I went all out for Avatar, going so far as to dish out the extra bucks for the 3D I-MAX experience - well worth the extra money, if I may say so. Graphically stunning environments, mesmerizing action, and a magical romance make this the movie of the holiday season, if not the entire year.
A half a billion dollar budget made the almost three hour Avatar experience fly by, leaving a stiff neck the only real clue that I had just spent so much time sitting in the same position, truly mesmerized the entire time. Avatar, an incredibly apt name describing both the technology used to make the movie as well as the actual avatars within, is a story so utterly compelling and enthralling that I was very nearly moved to tears. The liberal tilt of the movie, addressing such contemporary issues as corporate greed and genocide only served to add another wonderful layer to the whole experience.
Most reviews of Avatar have been mixed, lauding the technology while knocking the story. The link provided goes to Scalzi's popular blog where he heaps praise on the technological mastery but holds back when describing the story. Indeed, to a certain extent, I am well inclined to agree. As the title of this post suggests, Avatar is essentially Fern Gully & Starcraft combined. For all of Avatar's un-originality, the mix is potent, sucking you into the adventure with the force of an addictive video game and childhood cartoon combined.
Avatar focuses on the story of a young marine recruited to a select diplomatic mission on a foreign planet called Pandora. The position, originally slated for his dead brother, involves interacting with the native Na'vi of Pandora by downloading into a synthetically grown body. Lo and behold, on his first mission the young Marine becomes lost in the jungle after barely escaping from the local version of a Saber-toothed tiger and a beautiful Na'vi, coincidentally the daughter of the local clan chief, comes to the rescue and gets him accepted into the clan.
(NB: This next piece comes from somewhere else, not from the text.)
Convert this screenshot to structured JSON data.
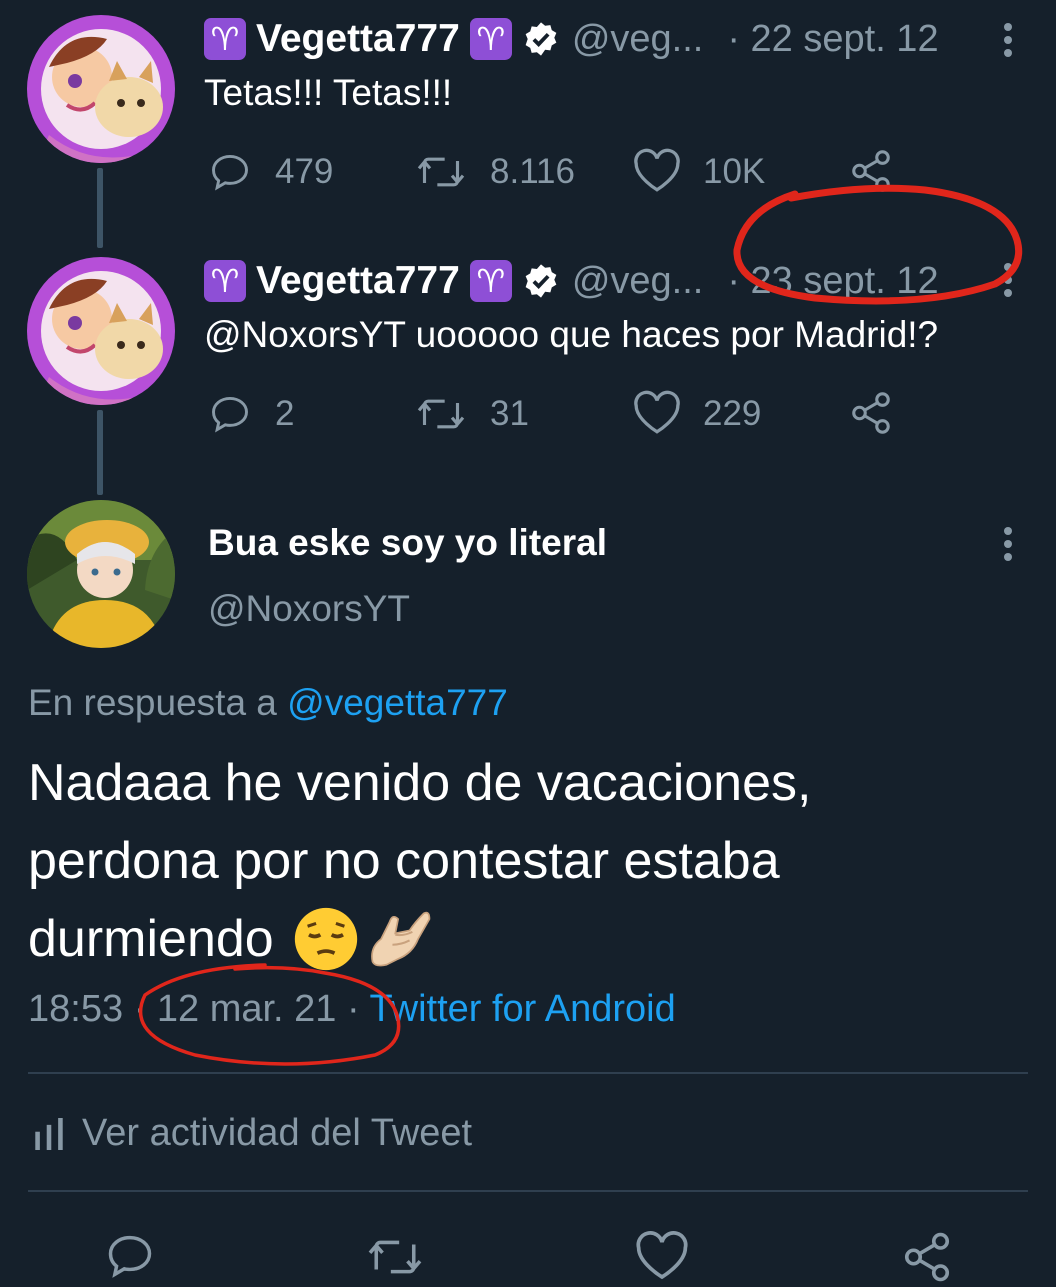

Long story short, go see Avatar - you will not regret it. If you are able to sneak into an I-Max showing, it will be an experience to remember. Caremon's deft directorship has eliminated much of the vertigo and nausea I generally suffer when subjected to the I-Max experience. In addition there are two incredibly memorable scenes, reminiscent of native American prayer rituals that are worth their weight in gold (good thing film is light). So, go see it, love it, and leave a comment -- I am curious to see if you spec fic aficionados have the same take as me. Enjoy the movie!